So, I do have an accent. Thanks for that.



Everyone who listens to me knows I am not from Nova Scotia. Mind you, that has been true of everywhere I have lived as an adult... including when I go back to where I was born and raised and my family has been for over 200 years.

Just about no one ever knows where I am from. A few think I am from the US, but are not sure and have no idea what region.


Mine is all over the place. Canadians have made the most random guesses. (South Africa? Ireland?)


Canadian dialect aboot


My wife is American (from Long Island) and she definitely thinks I have a "Canadian" accent, whatever that is. Whenever I'm in the states, they can tell from my accent that I'm not quite one of them but can't quite put their finger on where I'm from... 


Does she say Long Gisland?


Oh I don't know, but this made me think of how on holidays the CBC announcers invariably screw up the pronounciation of place names when reading the weather (surely that doesn't only happen with prairie names).

Also, that it was really grating to hear Carol Off on As it Happens last night consistently pronouncing "potash" with a hard "T". Jeff got it right. I know we don't own the word, even if it seems like it, but still...




We pronounce it the same way as you in NB.


Serious questions - answer please:

Do you say Van-koo-ver or Van-cue-ver?

Ottawa or Oddawa?

NEW-fnd-land or New-FOUND-lnd or New-fnd-LAND?

Grow-sir-ease or Grow-sure-ease? (Groceries)

CAL-gary or Cal-GAR-y?

Do you fill up your fossil-fuel vehicle with Gas or Gaz?

Finally, I think the most surefire way to distinguish between Canadian accents (almost all of them) and everyone else's English is a phenomenon called "Canadian Raising" (it's the about-aboot thing).



Interesting.  Fact is that Americans usually figure out I'm Canadian within a few minutes of talking to me.  Canadians not so much so.

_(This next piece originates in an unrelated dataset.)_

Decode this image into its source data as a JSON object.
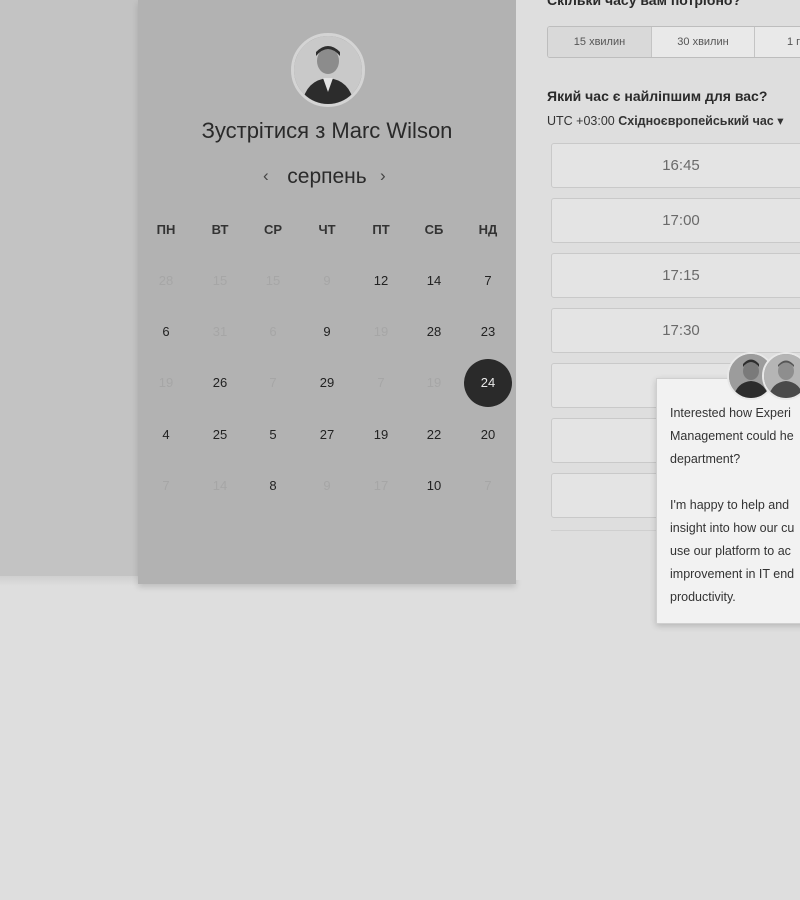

My mother was a war bride so, until I entered school I had a definite Scots accent.  And I've moved around enough and worked with too many "furriners" (Brits, Yanks, continental Europeans) so my collection of slang and idioms is perhaps best described as eclectic.

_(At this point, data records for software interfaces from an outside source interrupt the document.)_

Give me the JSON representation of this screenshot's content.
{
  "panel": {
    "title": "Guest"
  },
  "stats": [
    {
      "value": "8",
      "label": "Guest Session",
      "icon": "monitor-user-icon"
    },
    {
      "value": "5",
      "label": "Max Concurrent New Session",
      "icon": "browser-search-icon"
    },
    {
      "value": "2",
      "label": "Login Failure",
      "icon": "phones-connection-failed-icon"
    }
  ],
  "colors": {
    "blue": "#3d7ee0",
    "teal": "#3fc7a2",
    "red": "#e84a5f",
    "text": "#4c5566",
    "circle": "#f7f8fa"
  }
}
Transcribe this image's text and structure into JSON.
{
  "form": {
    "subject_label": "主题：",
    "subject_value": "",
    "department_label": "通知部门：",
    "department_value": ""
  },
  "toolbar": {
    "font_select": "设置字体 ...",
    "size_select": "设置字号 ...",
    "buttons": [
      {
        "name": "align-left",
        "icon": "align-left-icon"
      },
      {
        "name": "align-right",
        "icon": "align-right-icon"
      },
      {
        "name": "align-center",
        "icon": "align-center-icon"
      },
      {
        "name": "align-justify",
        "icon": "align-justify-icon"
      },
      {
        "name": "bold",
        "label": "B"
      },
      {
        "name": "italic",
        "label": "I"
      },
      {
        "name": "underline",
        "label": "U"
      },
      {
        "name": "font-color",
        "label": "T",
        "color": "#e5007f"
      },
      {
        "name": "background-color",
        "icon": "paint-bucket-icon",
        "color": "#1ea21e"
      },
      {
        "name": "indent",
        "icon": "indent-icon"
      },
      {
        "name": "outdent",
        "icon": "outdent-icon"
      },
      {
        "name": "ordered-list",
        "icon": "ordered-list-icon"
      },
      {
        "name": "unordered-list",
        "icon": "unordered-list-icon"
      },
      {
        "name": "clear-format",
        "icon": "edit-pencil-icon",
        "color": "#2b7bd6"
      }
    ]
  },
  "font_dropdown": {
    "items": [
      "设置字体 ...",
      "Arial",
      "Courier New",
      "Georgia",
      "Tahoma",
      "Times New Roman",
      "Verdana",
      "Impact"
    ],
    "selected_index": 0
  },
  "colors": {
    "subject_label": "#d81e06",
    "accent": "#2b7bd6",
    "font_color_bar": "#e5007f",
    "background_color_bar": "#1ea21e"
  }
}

Van-koo-ver, Ottawa, New-fnd-lnd, Grow-sure-ease, Cal-gary, Gas


Thanks Caissa. I can't believe how widespread "Grosheries" is - even in the U.S. - no idea where that came from. My family still says "Grosseries".

More about "Canadian raising":

Virtually all USians use approximately the same vowel sound in "rite" and "ride", except maybe some close to the Canadian border. Same for "lout" and "loud".

Canadians, of course, have very distinct sounds in both cases. It's hard to render, but here goes: "ruh-eet" vs. "rah-eed". "luh-oot" vs. "lah-ood".

USians (approximately) say "rah-eet" and "lah-oot". Wish I could do that more clearly...

Anyway, that's the dead giveaway for U.S. vs. Canada in 99% of cases.



Caissa wrote:

Van-koo-ver, Ottawa, New-fnd-lnd, Grow-sure-ease, Cal-gary, Gas

we tend to say MUNT-re-ahl,

while the Americans are closer to the spelling in saying MONT-re-ahl